Math Forum - Project of the Month, November 1996

A Math Forum Project

We have two winners this month and five (!) honorable mention. This is a neat problem because I knew that a lot of people would get it right, and I would get to concentrate on the explanations. That's exactly how it worked out.

Here's how I scored the solutions this month. There were four parts to the problem, and a point was given for each right equation, and a point for each good explanation. There was also a point given for pointing out any special cases or exceptions, and another point could be earned by writing something exceptional.

Five people scored a straight 8 points - they got all four equations and provided good explanations. These were the folks who won honorable mention.
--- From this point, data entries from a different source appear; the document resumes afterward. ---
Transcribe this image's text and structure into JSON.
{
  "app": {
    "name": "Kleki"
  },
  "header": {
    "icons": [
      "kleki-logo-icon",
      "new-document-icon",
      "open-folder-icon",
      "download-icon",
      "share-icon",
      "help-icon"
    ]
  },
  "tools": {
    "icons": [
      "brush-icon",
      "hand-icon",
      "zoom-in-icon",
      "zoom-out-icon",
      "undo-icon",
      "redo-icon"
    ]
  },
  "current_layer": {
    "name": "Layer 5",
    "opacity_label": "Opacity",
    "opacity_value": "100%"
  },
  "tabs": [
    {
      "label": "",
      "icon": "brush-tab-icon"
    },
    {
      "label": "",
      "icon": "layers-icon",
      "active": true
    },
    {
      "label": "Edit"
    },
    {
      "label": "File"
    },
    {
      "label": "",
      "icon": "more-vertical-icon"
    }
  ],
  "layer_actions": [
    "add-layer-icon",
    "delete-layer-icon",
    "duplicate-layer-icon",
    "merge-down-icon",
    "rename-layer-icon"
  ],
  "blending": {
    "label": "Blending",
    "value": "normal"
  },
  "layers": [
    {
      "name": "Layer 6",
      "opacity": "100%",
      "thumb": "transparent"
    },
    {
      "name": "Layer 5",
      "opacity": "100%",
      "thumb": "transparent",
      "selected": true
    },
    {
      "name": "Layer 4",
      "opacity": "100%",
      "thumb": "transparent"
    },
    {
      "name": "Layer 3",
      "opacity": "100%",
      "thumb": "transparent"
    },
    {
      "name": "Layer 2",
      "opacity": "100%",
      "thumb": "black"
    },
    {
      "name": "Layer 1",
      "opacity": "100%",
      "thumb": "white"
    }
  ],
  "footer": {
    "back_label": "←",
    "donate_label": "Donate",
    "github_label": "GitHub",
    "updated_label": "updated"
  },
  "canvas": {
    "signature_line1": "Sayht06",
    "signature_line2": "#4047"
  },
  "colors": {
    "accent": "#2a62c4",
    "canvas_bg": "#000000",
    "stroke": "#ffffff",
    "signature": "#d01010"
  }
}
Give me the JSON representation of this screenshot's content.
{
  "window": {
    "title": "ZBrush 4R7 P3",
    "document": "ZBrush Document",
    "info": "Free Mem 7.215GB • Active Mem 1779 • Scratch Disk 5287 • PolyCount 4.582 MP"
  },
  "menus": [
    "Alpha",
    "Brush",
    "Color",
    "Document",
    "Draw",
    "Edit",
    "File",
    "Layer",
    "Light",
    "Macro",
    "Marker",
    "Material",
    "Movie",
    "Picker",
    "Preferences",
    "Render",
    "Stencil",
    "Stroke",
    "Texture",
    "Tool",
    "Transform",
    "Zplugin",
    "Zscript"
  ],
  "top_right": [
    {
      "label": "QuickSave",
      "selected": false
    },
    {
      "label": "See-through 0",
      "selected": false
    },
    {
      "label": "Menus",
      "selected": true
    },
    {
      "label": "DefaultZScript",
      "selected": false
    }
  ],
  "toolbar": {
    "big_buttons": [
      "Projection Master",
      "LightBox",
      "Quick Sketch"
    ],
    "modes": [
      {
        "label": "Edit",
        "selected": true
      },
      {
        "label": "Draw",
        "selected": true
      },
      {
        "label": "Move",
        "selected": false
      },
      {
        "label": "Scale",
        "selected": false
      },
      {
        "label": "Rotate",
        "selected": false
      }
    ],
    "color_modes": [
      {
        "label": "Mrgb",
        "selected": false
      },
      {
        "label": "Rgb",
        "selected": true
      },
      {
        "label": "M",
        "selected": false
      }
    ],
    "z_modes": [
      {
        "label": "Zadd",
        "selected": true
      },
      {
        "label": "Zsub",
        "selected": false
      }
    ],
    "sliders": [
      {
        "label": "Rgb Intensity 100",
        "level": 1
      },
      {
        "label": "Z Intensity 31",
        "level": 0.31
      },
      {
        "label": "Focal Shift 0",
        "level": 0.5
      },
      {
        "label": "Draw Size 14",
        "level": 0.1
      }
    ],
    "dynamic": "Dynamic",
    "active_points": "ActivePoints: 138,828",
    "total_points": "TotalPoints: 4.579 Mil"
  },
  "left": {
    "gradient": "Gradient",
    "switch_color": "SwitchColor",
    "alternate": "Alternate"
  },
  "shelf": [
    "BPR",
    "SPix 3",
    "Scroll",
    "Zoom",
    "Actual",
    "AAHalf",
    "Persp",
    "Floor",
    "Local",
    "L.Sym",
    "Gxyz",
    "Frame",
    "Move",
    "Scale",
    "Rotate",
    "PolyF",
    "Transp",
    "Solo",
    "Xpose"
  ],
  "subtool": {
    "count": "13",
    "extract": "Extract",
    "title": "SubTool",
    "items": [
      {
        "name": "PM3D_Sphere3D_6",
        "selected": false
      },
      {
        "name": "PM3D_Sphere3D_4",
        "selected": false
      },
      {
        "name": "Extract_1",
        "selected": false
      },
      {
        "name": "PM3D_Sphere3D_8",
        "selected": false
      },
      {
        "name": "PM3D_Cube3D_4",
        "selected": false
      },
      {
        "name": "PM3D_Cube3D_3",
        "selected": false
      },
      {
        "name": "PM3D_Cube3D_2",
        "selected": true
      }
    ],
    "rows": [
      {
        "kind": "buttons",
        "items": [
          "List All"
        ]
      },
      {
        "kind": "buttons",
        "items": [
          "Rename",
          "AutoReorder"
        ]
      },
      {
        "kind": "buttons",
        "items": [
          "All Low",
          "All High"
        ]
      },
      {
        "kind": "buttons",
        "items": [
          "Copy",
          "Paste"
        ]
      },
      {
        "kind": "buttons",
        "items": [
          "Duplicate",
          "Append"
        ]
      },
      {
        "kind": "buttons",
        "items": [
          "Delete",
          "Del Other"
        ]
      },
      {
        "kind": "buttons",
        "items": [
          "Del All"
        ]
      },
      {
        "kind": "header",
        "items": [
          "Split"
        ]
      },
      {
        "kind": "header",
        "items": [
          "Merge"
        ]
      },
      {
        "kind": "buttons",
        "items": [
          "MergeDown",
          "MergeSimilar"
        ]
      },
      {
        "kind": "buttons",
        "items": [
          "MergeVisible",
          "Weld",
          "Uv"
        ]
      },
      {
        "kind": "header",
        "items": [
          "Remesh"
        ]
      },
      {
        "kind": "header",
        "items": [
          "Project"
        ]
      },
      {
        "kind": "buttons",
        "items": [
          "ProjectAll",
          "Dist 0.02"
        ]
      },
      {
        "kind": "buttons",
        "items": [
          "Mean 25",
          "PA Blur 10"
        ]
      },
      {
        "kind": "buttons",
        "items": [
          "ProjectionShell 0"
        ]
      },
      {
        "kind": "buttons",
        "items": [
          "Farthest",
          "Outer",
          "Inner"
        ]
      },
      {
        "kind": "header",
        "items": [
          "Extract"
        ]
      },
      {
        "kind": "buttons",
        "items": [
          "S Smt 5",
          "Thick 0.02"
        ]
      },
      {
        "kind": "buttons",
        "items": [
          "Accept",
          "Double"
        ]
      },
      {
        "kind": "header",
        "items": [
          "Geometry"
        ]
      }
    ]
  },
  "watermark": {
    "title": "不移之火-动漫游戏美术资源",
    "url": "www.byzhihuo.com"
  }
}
It is a thin line between honorable mention and the winners, but the winners did go just one step further.

Both the winners pointed out not only the four equations and provided good explanations, but they also pointed out that this only works if n is greater than 1. A small point, but it's important to look at all the parts of a problem and see if there is anything special going on with any of the cases.

There were a number of people who figured out the number of cubes of each sort for different size cubes, and then made a table and looked for patterns and figured out formulas for the different parts. That's okay, and most of those folks got the right answers, but this is a problem that can be attacked from a visual standpoint. There are always 8 cubes with three painted sides not because the tables of numbers said so, but because every cube has eight vertices.

Same thing goes for the other parts. The number of cubes with no painted faces is a little cube in the middle. That makes more sense from a visual standpoint than the way some people solved this part - they took n^3, which is the size of the whole thing, and subtracted their answers for the other parts. That answer is no less right, but it doesn't describe what's going on if you're simply looking at a cube. Just something to think about when you are solving problems like this.

Here are the winners, along with some of my comments. The honorable mentions will follow in a separate message, also with comments, along with a list of the students who also got all the right equations, but didn't provide as much, if any, explanation.